Records to use START

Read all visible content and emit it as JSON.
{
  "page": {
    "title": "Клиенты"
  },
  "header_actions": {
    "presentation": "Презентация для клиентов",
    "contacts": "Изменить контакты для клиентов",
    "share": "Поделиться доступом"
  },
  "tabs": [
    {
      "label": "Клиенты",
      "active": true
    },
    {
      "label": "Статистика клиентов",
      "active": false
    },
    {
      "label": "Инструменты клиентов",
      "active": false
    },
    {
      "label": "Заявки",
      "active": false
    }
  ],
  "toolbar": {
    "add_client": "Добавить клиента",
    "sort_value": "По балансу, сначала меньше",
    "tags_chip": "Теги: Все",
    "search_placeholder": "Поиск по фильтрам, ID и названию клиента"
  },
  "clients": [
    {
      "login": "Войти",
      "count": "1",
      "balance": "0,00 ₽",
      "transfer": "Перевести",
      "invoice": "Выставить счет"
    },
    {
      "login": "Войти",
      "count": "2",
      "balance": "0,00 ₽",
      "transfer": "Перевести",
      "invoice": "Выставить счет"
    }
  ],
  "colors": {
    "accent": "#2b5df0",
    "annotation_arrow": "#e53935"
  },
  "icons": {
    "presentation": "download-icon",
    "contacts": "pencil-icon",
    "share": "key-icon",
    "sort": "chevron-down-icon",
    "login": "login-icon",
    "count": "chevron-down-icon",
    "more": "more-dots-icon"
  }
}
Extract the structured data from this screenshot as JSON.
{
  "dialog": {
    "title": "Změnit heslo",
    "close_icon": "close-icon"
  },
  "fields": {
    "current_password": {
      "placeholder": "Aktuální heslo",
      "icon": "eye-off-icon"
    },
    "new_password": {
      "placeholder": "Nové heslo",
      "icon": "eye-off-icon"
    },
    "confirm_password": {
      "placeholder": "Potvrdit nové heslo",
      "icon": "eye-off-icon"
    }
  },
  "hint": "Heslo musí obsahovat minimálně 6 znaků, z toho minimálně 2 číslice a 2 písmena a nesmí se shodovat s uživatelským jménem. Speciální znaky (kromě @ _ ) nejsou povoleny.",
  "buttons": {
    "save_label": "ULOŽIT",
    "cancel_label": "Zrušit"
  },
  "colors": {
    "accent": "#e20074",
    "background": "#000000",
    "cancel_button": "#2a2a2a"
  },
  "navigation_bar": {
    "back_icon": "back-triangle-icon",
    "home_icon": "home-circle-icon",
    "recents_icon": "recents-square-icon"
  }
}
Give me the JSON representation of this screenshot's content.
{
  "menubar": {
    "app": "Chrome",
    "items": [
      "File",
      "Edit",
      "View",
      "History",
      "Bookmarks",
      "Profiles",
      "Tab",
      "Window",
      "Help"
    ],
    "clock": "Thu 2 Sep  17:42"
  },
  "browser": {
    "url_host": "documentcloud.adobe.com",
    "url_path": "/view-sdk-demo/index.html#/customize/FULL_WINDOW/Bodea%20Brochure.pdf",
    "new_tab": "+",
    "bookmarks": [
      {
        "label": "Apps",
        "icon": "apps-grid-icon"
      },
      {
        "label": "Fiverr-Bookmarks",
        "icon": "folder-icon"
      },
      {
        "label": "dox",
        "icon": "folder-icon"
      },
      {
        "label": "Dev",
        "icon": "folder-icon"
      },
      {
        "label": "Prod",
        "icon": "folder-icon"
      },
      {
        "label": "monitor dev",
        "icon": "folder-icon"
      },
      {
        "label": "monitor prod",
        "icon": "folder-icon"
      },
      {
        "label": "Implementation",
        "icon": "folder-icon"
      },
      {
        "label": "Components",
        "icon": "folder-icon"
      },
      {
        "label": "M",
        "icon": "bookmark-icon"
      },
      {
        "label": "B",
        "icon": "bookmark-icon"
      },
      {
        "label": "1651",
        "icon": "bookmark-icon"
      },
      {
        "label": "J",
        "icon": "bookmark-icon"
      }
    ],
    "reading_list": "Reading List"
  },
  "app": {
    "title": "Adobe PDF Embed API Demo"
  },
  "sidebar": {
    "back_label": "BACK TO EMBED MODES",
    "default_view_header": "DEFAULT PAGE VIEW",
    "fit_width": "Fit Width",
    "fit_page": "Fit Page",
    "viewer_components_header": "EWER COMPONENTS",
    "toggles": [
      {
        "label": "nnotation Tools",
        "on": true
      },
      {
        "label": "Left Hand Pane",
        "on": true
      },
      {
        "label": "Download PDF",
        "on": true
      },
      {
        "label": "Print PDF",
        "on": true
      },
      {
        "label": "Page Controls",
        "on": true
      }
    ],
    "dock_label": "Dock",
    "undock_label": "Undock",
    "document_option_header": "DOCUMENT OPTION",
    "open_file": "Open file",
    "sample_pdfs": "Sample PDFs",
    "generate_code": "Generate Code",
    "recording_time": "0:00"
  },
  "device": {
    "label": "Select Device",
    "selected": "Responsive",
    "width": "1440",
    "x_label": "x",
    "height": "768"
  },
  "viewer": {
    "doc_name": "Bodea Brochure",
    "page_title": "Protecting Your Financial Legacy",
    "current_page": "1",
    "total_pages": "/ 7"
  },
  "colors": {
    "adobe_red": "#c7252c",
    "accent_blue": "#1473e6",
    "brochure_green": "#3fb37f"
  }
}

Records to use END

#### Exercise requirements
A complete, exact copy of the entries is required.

#### Answer
Read all visible content and emit it as JSON.
{
  "page": {
    "title": "Клиенты"
  },
  "header_actions": {
    "presentation": "Презентация для клиентов",
    "contacts": "Изменить контакты для клиентов",
    "share": "Поделиться доступом"
  },
  "tabs": [
    {
      "label": "Клиенты",
      "active": true
    },
    {
      "label": "Статистика клиентов",
      "active": false
    },
    {
      "label": "Инструменты клиентов",
      "active": false
    },
    {
      "label": "Заявки",
      "active": false
    }
  ],
  "toolbar": {
    "add_client": "Добавить клиента",
    "sort_value": "По балансу, сначала меньше",
    "tags_chip": "Теги: Все",
    "search_placeholder": "Поиск по фильтрам, ID и названию клиента"
  },
  "clients": [
    {
      "login": "Войти",
      "count": "1",
      "balance": "0,00 ₽",
      "transfer": "Перевести",
      "invoice": "Выставить счет"
    },
    {
      "login": "Войти",
      "count": "2",
      "balance": "0,00 ₽",
      "transfer": "Перевести",
      "invoice": "Выставить счет"
    }
  ],
  "colors": {
    "accent": "#2b5df0",
    "annotation_arrow": "#e53935"
  },
  "icons": {
    "presentation": "download-icon",
    "contacts": "pencil-icon",
    "share": "key-icon",
    "sort": "chevron-down-icon",
    "login": "login-icon",
    "count": "chevron-down-icon",
    "more": "more-dots-icon"
  }
}
Extract the structured data from this screenshot as JSON.
{
  "dialog": {
    "title": "Změnit heslo",
    "close_icon": "close-icon"
  },
  "fields": {
    "current_password": {
      "placeholder": "Aktuální heslo",
      "icon": "eye-off-icon"
    },
    "new_password": {
      "placeholder": "Nové heslo",
      "icon": "eye-off-icon"
    },
    "confirm_password": {
      "placeholder": "Potvrdit nové heslo",
      "icon": "eye-off-icon"
    }
  },
  "hint": "Heslo musí obsahovat minimálně 6 znaků, z toho minimálně 2 číslice a 2 písmena a nesmí se shodovat s uživatelským jménem. Speciální znaky (kromě @ _ ) nejsou povoleny.",
  "buttons": {
    "save_label": "ULOŽIT",
    "cancel_label": "Zrušit"
  },
  "colors": {
    "accent": "#e20074",
    "background": "#000000",
    "cancel_button": "#2a2a2a"
  },
  "navigation_bar": {
    "back_icon": "back-triangle-icon",
    "home_icon": "home-circle-icon",
    "recents_icon": "recents-square-icon"
  }
}
Give me the JSON representation of this screenshot's content.
{
  "menubar": {
    "app": "Chrome",
    "items": [
      "File",
      "Edit",
      "View",
      "History",
      "Bookmarks",
      "Profiles",
      "Tab",
      "Window",
      "Help"
    ],
    "clock": "Thu 2 Sep  17:42"
  },
  "browser": {
    "url_host": "documentcloud.adobe.com",
    "url_path": "/view-sdk-demo/index.html#/customize/FULL_WINDOW/Bodea%20Brochure.pdf",
    "new_tab": "+",
    "bookmarks": [
      {
        "label": "Apps",
        "icon": "apps-grid-icon"
      },
      {
        "label": "Fiverr-Bookmarks",
        "icon": "folder-icon"
      },
      {
        "label": "dox",
        "icon": "folder-icon"
      },
      {
        "label": "Dev",
        "icon": "folder-icon"
      },
      {
        "label": "Prod",
        "icon": "folder-icon"
      },
      {
        "label": "monitor dev",
        "icon": "folder-icon"
      },
      {
        "label": "monitor prod",
        "icon": "folder-icon"
      },
      {
        "label": "Implementation",
        "icon": "folder-icon"
      },
      {
        "label": "Components",
        "icon": "folder-icon"
      },
      {
        "label": "M",
        "icon": "bookmark-icon"
      },
      {
        "label": "B",
        "icon": "bookmark-icon"
      },
      {
        "label": "1651",
        "icon": "bookmark-icon"
      },
      {
        "label": "J",
        "icon": "bookmark-icon"
      }
    ],
    "reading_list": "Reading List"
  },
  "app": {
    "title": "Adobe PDF Embed API Demo"
  },
  "sidebar": {
    "back_label": "BACK TO EMBED MODES",
    "default_view_header": "DEFAULT PAGE VIEW",
    "fit_width": "Fit Width",
    "fit_page": "Fit Page",
    "viewer_components_header": "EWER COMPONENTS",
    "toggles": [
      {
        "label": "nnotation Tools",
        "on": true
      },
      {
        "label": "Left Hand Pane",
        "on": true
      },
      {
        "label": "Download PDF",
        "on": true
      },
      {
        "label": "Print PDF",
        "on": true
      },
      {
        "label": "Page Controls",
        "on": true
      }
    ],
    "dock_label": "Dock",
    "undock_label": "Undock",
    "document_option_header": "DOCUMENT OPTION",
    "open_file": "Open file",
    "sample_pdfs": "Sample PDFs",
    "generate_code": "Generate Code",
    "recording_time": "0:00"
  },
  "device": {
    "label": "Select Device",
    "selected": "Responsive",
    "width": "1440",
    "x_label": "x",
    "height": "768"
  },
  "viewer": {
    "doc_name": "Bodea Brochure",
    "page_title": "Protecting Your Financial Legacy",
    "current_page": "1",
    "total_pages": "/ 7"
  },
  "colors": {
    "adobe_red": "#c7252c",
    "accent_blue": "#1473e6",
    "brochure_green": "#3fb37f"
  }
}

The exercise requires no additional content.